Some medications have been shown to help increase the body’s ability to pass kidney stones. Such medications work by relaxing the ureter, which provides the kidney stone with ample room to make its way to the bladder, where it will finally exit the body through urination. Prescription-strength painkillers may also be necessary depending on each case.
If the pain becomes too great, or if the ureter becomes completely blocked and begins to affect kidney function, surgery may be necessary. Modern technology allows for this surgery to be minimally invasive with minor recovery time. The most common types of surgery for the removal of kidney stones include:
- Ureteroscopy (URS)
- Shock Wave Lithotripsy (SWL)
- Percutaneous nephrolithotomy (PCNL)
Schedule a Kidney Stone Consultation
The board-certified urologists with Oxford Urology Associates have extensive experience accurately diagnosing and effectively treating kidney stones. If you’re experiencing pain or discomfort caused by kidney stones in the Oxford area, call (662) 234-1448 today to schedule an appointment! We see patients from Oxford, Batesville, Grenada, New Albany, Tupelo, Greenwood, and the surrounding areas.
Kidney Stones FAQs
How Long Does It Take to Flush Out a Kidney Stone?
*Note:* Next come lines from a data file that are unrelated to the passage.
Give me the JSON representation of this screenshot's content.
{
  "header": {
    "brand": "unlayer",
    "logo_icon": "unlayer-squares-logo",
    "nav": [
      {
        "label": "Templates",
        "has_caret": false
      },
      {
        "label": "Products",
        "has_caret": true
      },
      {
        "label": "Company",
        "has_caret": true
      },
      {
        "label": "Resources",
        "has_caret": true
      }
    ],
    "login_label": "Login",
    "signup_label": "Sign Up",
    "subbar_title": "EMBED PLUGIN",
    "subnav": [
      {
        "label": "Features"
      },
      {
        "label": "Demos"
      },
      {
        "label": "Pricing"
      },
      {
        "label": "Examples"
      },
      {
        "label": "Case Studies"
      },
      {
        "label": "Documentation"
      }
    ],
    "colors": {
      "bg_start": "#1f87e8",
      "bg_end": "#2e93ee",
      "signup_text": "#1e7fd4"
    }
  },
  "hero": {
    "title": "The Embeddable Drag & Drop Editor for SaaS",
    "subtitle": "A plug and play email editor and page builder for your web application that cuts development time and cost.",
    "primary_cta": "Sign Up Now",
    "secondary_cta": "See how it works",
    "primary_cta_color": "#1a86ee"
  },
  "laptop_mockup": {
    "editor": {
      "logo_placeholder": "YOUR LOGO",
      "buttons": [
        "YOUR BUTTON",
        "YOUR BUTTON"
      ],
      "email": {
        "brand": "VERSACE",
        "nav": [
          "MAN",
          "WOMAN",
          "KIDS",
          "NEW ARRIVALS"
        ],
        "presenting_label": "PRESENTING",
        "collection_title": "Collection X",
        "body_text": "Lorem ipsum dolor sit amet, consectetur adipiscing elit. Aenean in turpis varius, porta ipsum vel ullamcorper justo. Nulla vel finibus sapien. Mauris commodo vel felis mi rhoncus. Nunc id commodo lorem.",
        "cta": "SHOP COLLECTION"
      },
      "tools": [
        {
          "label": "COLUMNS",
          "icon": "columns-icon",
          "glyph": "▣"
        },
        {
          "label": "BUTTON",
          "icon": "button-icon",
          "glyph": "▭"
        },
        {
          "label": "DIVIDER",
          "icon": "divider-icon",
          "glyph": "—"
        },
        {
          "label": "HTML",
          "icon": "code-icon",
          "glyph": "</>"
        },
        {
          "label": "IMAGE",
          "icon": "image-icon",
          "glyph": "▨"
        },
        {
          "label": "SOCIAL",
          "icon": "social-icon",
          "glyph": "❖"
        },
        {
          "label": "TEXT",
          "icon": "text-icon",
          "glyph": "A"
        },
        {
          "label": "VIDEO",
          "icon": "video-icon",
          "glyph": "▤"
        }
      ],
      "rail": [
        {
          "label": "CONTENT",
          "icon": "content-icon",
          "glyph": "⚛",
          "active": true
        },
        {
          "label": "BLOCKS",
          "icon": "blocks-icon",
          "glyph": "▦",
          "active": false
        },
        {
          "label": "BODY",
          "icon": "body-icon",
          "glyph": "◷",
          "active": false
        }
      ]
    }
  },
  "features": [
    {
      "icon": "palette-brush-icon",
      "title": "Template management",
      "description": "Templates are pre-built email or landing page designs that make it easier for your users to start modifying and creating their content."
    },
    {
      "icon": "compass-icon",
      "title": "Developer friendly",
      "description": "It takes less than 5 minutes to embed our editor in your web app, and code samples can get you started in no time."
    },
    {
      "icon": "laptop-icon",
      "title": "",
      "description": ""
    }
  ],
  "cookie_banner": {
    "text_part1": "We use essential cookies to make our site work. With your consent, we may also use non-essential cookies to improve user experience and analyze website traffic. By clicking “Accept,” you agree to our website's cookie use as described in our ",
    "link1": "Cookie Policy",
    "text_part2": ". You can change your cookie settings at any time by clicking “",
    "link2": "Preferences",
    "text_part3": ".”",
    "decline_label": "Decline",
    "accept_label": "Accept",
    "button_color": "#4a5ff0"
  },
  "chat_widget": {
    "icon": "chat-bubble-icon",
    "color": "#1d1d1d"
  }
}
Stones smaller than 4 millimeters pass on their own 80 percent of the time. They take an average of 31 days to pass. Stones that are 4–6 mm are more likely to require some sort of treatment, but around 60 percent pass naturally. This takes an average of 45 days.
What Dissolves Kidney Stones Fast?
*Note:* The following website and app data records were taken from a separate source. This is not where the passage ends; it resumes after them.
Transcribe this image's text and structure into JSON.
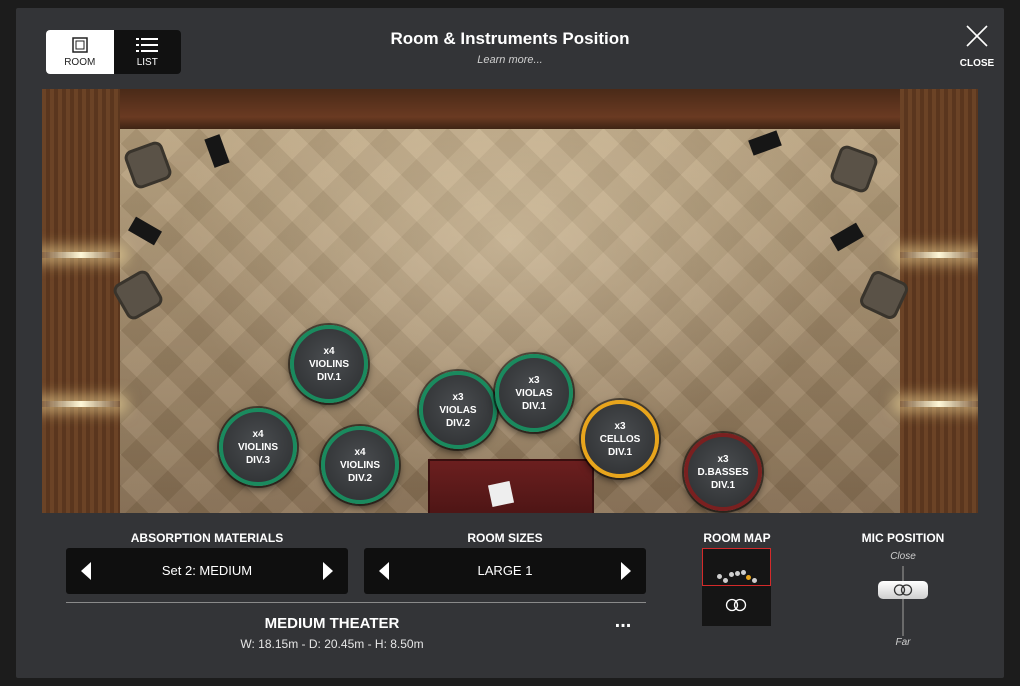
{
  "header": {
    "title": "Room & Instruments Position",
    "learn_more": "Learn more...",
    "close_label": "CLOSE"
  },
  "view_toggle": {
    "room_label": "ROOM",
    "list_label": "LIST",
    "selected": "ROOM"
  },
  "instruments": [
    {
      "count": "x4",
      "name": "VIOLINS",
      "division": "DIV.1",
      "ring_color": "#1a8a5e"
    },
    {
      "count": "x4",
      "name": "VIOLINS",
      "division": "DIV.3",
      "ring_color": "#1a8a5e"
    },
    {
      "count": "x4",
      "name": "VIOLINS",
      "division": "DIV.2",
      "ring_color": "#1a8a5e"
    },
    {
      "count": "x3",
      "name": "VIOLAS",
      "division": "DIV.2",
      "ring_color": "#1a8a5e"
    },
    {
      "count": "x3",
      "name": "VIOLAS",
      "division": "DIV.1",
      "ring_color": "#1a8a5e"
    },
    {
      "count": "x3",
      "name": "CELLOS",
      "division": "DIV.1",
      "ring_color": "#e8a51c"
    },
    {
      "count": "x3",
      "name": "D.BASSES",
      "division": "DIV.1",
      "ring_color": "#7a2020"
    }
  ],
  "absorption": {
    "label": "ABSORPTION MATERIALS",
    "value": "Set 2: MEDIUM"
  },
  "room_sizes": {
    "label": "ROOM SIZES",
    "value": "LARGE 1"
  },
  "room_info": {
    "name": "MEDIUM THEATER",
    "dimensions": "W: 18.15m - D: 20.45m - H: 8.50m",
    "more": "..."
  },
  "room_map": {
    "label": "ROOM MAP"
  },
  "mic_position": {
    "label": "MIC POSITION",
    "close_label": "Close",
    "far_label": "Far",
    "level": 0.25
  },
  "icons": {
    "room": "room-square-icon",
    "list": "list-icon",
    "close": "close-x-icon",
    "arrow_left": "arrow-left-icon",
    "arrow_right": "arrow-right-icon",
    "mic": "stereo-mic-icon"
  }
}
Apple cider vinegar contains acetic acid which helps dissolve kidney stones. In addition to flushing out the kidneys, apple cider vinegar can also decrease any pain caused by the stones. In addition, water and lemon juice can help flush the stones and prevent future kidney stones.
How Will I Know When a Kidney Stone Has Passed?
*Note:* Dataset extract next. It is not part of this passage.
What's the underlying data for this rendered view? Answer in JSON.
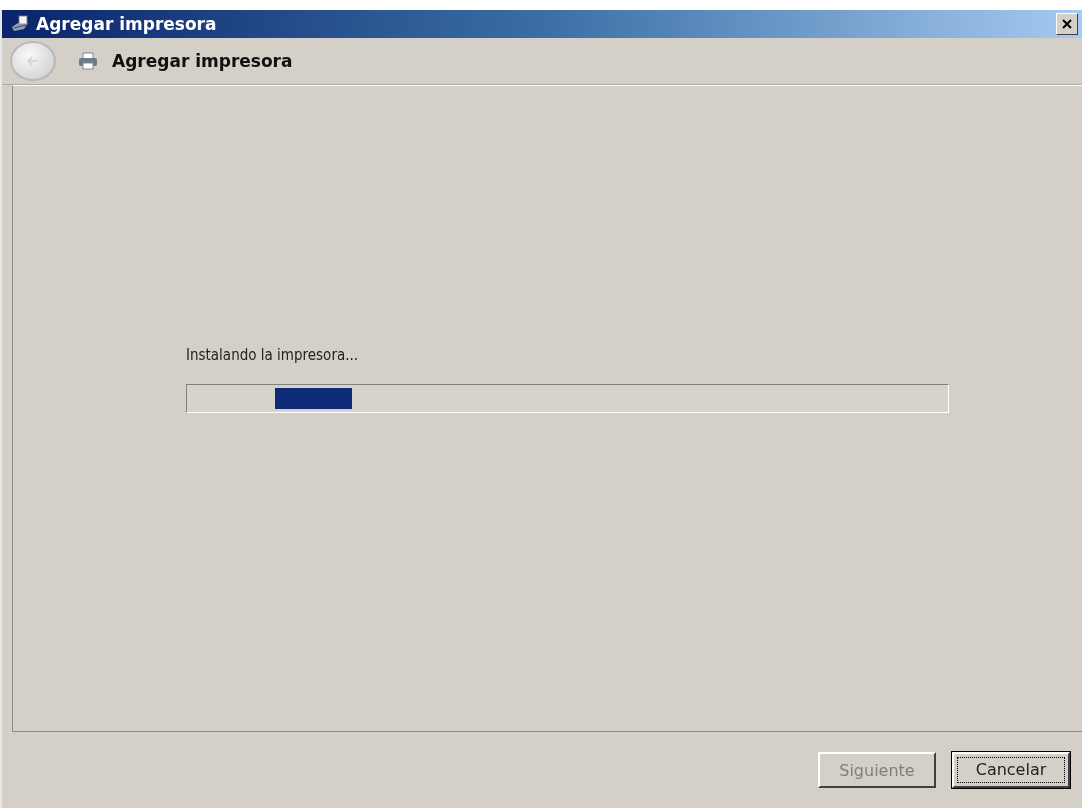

As stones move into your ureters — the thin tubes that allow urine to pass from your kidneys to your bladder — signs and symptoms can result. Signs and symptoms of kidney stones being passed can include severe pain, nausea, vomiting, fever, chills and blood in your urine.
Which Fruits Are Good for Preventing Kidney Stones?
Citrus fruit, and their juice, can help reduce or block the formation of stones due to naturally occurring citrate. Good sources of citrus include lemons, oranges, and grapefruit.
How Long After Passing a Kidney Stone Does the Pain Stop?
Once it reaches the bladder, the stone typically passes within a few days. However, pain may subside even if the stone is still in the ureter, so it is important to follow up with your doctor if you do not pass the stone within 4-6 weeks.
Can Kidney Stones Grow Bigger?
Kidney stones can start small but can grow larger in size, even filling the inner hollow structures of the kidney. Some stones stay in the kidney, and may not cause any problems.
Is Milk Good for Kidney Stones?
Yes. Calcium-rich foods such as milk, yogurt, and some cheese and oxalate-rich foods are beneficial for preventing kidney stones. This is because oxalate and calcium from the foods are more likely to bind to one another in the stomach and intestines before entering the kidneys, make it less likely that kidney stones will form.
What Does Passing a Kidney Stone Feel Like for a Woman?
They feel pain in their abdomen, lower back, or groin as the stone passes through the narrow ureter and beyond. That can also cause some gastric discomfort, which is centered in the upper abdomen and can be dull and achy or throbbing pain.